TASK MATERIAL

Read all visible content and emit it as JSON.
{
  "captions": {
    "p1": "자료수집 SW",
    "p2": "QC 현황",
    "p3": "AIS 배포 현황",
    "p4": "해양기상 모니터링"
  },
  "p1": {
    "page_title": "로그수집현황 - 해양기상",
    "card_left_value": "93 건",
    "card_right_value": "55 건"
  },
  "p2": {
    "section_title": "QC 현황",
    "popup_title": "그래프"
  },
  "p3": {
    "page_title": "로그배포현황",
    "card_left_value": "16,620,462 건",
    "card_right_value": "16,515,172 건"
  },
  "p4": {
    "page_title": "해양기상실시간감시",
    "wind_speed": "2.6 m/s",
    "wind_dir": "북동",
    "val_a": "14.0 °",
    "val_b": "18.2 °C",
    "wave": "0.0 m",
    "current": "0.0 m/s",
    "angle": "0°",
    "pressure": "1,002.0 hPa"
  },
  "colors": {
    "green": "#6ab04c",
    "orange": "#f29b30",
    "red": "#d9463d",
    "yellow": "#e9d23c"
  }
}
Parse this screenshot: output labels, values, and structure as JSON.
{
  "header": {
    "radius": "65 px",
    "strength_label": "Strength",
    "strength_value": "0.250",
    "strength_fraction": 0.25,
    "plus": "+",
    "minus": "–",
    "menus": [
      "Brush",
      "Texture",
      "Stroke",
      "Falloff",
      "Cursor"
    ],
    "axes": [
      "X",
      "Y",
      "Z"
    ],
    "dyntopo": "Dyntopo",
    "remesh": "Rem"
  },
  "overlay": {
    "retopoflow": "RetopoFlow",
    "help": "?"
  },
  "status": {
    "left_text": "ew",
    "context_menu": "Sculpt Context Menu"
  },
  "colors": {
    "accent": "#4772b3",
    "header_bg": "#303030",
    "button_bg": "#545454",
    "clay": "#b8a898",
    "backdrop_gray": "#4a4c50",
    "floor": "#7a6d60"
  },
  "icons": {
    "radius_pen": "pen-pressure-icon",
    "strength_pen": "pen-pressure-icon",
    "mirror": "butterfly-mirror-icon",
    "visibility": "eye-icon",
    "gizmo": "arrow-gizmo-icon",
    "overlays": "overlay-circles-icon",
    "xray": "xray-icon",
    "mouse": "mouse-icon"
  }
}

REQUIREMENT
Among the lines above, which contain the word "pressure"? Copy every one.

TASK RESULT
    "pressure": "1,002.0 hPa"
    "radius_pen": "pen-pressure-icon",
    "strength_pen": "pen-pressure-icon",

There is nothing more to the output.